Impact of Export Incentive on Sugar Industry

Industry Overview

India is the second-largest producer of sugar, with an annual production of 32.5 MT in MY 2017-18 (October-September). The industry supports about 5 crore sugarcane farmers (42% of total farming population) across India, and therefore carries high political importance as well. As of MY 2016-17, there are 493 factories in operation with a total sugar production capacity of 34 MT – the major production is from the states of Uttar Pradesh, Maharashtra, and Karnataka.

Of the total capacity in place (production and opening balance), nearly 89% is utilised to meet domestic demand. The per capita consumption is 18.8 kg compared with the global average of 23 kg.

Oversupply and Lack of Alignment between the Cane and Sugar Prices Dragging Industry Down

Despite a strong background, excess supply of sugar in the market has kept the sector under pressure and weakened its financial profile. The surplus has lowered the average selling price, and as a result industry participants continue to delay selling their inventories.

Moreover, the cane price, which is mandated by the government, made a big leap and has grown at a CAGR of 10% during the period MY 2010/11 to MY 2016/17. The usually volatile sugar price, on the other hand, grew at just 3% during the period, putting profitability under pressure. For MY 2017-18, the government further increased the cane price to Rs 255.

Marketing Year (MY) 2009-10 2010-11 2011-12 2012-13 2013-14 2014-15 2015-16 2016-17
Cane price (Rs/quintal) 129.84 139.12 145 170 210 220 230 230
Sugar Price (Rs/quintal) 2951 2727 2951 3148 2917 2492 3121 3620

The rising cane price increases cost of production, but sugar prices are not keeping pace. The growing cost of production for the industry made a huge impact on EBITDA margins and profitability. To calculate the margin and profitability of the industry, the top three firms have been taken into consideration.

Source: ISMA










Andhra Sugar







Balrampur Chini







Dhampur Sugar







Government Intervention to Improve Financial Health

Recently, the Indian government introduced a few schemes to liquidate surplus stocks and bail out the cash-starved sugar industry.

  • The government made it mandatory for sugar mills to export 5 MT in MY 2018-19. It will be offering a transport subsidy of Rs 1,000/ton to the mills located within 100 km from ports, Rs 2,500/ton for mills beyond 100 km from the port in coastal states, and Rs 3,000/ton for mills located in non-coastal states. Apart from this, the government has doubled the import duty on sugar to 100% and scrapped the 20% export duty.
  • It announced a financial package which includes production assistance of Rs 13.88/quintal of cane crushed for MY 2018-19 from Rs 5.50/quintal this year to help sugar mills clear their dues to sugarcane farmers.
  • In May, the government asked oil marketers to target 10% blending of ethanol with petrol as part of a national policy for biofuels. In September, it hiked the prices of ethanol by about 25%, giving much needed impetus to the industry. Sugarcane ethanol is an alcohol-based fuel produced by the fermentation of sugarcane juice and molasses.

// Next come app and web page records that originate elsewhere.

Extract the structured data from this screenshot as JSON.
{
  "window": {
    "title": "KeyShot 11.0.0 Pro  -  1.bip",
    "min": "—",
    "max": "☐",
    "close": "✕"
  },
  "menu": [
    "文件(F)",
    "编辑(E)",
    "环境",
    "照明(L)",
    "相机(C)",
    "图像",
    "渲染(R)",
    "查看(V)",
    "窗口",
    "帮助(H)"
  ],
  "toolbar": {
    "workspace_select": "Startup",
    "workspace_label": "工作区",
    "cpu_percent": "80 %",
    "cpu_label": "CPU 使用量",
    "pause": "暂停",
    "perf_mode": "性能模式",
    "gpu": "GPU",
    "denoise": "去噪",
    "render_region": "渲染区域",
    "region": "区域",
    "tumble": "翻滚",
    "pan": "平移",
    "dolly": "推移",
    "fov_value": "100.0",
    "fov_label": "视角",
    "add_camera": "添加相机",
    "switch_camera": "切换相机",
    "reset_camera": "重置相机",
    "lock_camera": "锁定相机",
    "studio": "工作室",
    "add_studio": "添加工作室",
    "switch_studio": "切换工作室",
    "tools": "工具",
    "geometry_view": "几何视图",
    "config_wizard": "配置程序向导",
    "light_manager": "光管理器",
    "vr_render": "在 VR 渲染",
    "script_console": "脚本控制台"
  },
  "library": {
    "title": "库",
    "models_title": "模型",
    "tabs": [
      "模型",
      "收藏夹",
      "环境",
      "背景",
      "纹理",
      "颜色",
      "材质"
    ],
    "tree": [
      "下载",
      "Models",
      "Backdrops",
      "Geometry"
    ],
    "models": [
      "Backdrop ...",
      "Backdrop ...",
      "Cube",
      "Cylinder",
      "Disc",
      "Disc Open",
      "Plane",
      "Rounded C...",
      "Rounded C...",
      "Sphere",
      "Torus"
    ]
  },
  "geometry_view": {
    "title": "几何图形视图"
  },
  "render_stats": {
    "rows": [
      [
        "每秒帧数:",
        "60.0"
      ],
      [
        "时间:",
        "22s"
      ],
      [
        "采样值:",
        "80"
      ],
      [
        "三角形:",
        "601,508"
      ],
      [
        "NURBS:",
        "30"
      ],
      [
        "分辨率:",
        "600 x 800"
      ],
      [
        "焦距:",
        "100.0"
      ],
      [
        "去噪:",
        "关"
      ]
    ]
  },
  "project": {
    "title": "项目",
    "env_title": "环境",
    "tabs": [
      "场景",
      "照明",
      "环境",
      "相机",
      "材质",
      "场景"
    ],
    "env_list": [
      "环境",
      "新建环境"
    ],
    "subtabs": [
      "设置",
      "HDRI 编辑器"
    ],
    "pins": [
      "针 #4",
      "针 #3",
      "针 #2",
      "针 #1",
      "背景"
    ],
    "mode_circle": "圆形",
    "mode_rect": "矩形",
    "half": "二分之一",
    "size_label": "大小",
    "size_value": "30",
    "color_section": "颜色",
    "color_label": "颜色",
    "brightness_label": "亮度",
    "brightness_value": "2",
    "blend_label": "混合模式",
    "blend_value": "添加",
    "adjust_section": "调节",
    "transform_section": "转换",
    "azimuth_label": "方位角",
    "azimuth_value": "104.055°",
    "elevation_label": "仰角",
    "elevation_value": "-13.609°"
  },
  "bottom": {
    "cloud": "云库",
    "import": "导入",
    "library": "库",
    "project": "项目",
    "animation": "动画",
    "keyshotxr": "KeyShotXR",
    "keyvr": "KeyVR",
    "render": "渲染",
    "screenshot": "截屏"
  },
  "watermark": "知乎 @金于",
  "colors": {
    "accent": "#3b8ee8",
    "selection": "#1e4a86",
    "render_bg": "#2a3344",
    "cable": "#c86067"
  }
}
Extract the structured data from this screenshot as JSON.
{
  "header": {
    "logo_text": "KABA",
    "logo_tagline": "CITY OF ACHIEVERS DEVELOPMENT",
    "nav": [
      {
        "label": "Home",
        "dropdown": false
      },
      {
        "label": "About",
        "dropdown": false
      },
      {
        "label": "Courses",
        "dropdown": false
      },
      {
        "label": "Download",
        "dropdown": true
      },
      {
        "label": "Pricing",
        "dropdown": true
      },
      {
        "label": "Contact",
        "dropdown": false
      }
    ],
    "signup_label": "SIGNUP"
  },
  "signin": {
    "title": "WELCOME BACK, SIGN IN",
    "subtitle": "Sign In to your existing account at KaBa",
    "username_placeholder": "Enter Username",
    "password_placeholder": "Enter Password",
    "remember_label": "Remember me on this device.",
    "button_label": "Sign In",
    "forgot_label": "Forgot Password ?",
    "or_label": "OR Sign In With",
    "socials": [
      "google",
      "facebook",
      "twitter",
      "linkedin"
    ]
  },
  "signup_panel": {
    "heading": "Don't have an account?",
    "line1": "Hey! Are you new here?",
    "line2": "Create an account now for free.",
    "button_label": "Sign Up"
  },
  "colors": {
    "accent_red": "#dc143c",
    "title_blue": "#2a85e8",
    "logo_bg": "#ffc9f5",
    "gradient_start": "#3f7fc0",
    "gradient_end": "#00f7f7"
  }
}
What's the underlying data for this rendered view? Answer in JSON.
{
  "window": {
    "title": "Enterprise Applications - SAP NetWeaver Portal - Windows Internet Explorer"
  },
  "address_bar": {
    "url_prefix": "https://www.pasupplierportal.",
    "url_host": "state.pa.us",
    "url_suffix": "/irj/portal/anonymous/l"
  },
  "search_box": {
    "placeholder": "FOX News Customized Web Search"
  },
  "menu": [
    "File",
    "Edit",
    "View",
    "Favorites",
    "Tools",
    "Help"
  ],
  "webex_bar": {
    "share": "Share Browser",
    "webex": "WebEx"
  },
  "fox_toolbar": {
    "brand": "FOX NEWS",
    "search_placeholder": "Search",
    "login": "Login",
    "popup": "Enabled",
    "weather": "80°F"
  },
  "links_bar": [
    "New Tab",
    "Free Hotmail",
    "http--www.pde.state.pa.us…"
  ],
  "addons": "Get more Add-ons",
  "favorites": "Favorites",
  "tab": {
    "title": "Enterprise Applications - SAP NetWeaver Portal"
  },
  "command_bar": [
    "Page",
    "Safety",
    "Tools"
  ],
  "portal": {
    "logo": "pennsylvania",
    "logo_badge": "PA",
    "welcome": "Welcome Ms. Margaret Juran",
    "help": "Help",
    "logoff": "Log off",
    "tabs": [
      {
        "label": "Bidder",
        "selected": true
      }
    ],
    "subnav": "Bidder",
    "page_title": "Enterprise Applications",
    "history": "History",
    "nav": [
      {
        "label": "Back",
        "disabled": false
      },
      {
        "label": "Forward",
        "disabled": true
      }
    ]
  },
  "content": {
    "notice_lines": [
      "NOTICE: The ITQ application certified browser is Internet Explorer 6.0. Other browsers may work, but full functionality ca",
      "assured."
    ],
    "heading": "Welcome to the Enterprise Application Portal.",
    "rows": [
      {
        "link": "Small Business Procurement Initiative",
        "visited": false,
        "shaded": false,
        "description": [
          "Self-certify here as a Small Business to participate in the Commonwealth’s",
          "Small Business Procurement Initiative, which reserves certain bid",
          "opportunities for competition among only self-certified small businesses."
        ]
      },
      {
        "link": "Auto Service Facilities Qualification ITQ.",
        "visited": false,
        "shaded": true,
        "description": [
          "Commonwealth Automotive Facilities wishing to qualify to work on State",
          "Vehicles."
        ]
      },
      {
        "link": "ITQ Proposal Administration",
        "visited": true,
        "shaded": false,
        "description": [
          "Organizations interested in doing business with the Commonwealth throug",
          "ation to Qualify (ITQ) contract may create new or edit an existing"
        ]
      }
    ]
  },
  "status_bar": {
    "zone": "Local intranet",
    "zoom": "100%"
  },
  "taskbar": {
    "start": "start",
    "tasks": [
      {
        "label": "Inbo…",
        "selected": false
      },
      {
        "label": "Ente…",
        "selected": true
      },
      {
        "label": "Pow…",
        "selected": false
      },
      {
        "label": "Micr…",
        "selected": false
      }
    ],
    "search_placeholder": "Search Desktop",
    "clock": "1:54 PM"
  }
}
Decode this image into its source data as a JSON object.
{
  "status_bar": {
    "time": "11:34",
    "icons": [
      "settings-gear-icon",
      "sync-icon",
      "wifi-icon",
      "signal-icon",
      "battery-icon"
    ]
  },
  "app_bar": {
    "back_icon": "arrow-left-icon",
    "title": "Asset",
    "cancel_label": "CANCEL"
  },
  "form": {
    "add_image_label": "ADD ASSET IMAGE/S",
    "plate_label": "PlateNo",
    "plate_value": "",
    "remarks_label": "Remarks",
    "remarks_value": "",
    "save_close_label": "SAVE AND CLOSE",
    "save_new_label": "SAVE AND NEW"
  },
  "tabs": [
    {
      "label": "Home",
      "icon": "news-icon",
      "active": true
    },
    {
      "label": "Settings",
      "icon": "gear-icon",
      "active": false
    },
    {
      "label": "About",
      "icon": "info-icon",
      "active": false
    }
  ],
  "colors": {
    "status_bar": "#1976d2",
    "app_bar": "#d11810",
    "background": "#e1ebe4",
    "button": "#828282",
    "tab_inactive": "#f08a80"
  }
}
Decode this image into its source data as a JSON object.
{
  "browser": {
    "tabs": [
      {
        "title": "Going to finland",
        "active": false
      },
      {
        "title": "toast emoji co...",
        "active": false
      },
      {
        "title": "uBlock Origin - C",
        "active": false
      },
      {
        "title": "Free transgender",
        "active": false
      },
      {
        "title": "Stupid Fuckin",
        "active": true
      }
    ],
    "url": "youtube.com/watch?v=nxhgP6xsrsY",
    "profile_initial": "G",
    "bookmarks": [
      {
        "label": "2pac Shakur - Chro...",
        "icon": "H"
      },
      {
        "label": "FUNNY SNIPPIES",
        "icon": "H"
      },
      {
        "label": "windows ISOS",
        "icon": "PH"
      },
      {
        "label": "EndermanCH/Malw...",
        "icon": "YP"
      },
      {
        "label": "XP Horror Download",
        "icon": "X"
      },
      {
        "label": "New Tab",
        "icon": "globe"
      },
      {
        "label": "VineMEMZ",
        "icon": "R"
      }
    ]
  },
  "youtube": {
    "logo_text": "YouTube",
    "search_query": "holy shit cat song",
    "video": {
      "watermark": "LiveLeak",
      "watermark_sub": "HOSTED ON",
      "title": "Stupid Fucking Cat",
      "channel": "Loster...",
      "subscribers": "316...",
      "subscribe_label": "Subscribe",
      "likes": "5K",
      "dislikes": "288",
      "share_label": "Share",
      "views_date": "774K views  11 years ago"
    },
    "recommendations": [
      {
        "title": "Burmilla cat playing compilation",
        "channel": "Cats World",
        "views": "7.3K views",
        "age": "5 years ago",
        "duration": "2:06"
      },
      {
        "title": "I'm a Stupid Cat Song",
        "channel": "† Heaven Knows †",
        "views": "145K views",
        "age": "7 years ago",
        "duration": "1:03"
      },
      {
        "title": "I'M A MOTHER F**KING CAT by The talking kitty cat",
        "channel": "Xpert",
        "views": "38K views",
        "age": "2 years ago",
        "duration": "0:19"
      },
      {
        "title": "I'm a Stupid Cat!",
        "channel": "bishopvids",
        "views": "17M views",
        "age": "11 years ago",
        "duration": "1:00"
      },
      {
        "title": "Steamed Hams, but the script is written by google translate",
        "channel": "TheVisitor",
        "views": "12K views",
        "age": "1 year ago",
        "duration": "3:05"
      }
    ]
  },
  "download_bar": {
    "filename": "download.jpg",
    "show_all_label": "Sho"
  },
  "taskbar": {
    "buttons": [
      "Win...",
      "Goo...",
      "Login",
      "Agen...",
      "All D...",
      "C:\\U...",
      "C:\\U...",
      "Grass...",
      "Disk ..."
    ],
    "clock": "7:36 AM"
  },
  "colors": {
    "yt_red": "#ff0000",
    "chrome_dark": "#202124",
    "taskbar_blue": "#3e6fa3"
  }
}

In addition to the above mentioned reforms, the government plans to export 2 MT of raw sugar to China next year. This export push initiative will enable the country to grab market share from more importing countries such as Bangladesh, which needs 2.5-3 MT per annum of raw sugar (currently importing from Brazil). This will also help India narrow its trade deficit.

Stock of Interest

Balrampur Chini Mills

The stock exhibits strong technicals with an Up/Down volume of 1.8, A/D Rating of B+, and improving RS line with an RS Rating of 93. The recent reforms brought much needed cheer for the investor and as a result it spiked more than 90% from its 52-week low of 58.7 (as of November 14).

On October 31, the Company reported its Q2 results. While its revenue from operation fell 18% y/y, both PBT and PAT grew 5% and 10%, respectively. Diluted EPS grew 13% to Rs 3.98.

Andhra Sugars

The stock hit a new high of 484.80 on September 17. However, it failed to sustain that level and breached its key support level at 50- and 200-DMA in subsequent trading sessions. After bottoming out at 301.6, the stock bounced back strongly and retook its 50-DMA on October 30. It is currently trading 8% below its 200-DMA. Its EPS Rank of 71, Up/Down volume of 21, and A/D Rating of A- display strong technical strength.

On November 3, the Company reported its Q2 results. Its revenue from operations fell 18% to Rs 1,015 crore. However, with operating leverage benefit kicking in, its PAT and diluted EPS grew 23% each.

To Read Detailed Reports including Stock Recommendations, Idea Lists, Evaluate Stocks etc. Subscribe to  MarketSmith India.

Leave a Reply

Your email address will not be published. Required fields are marked *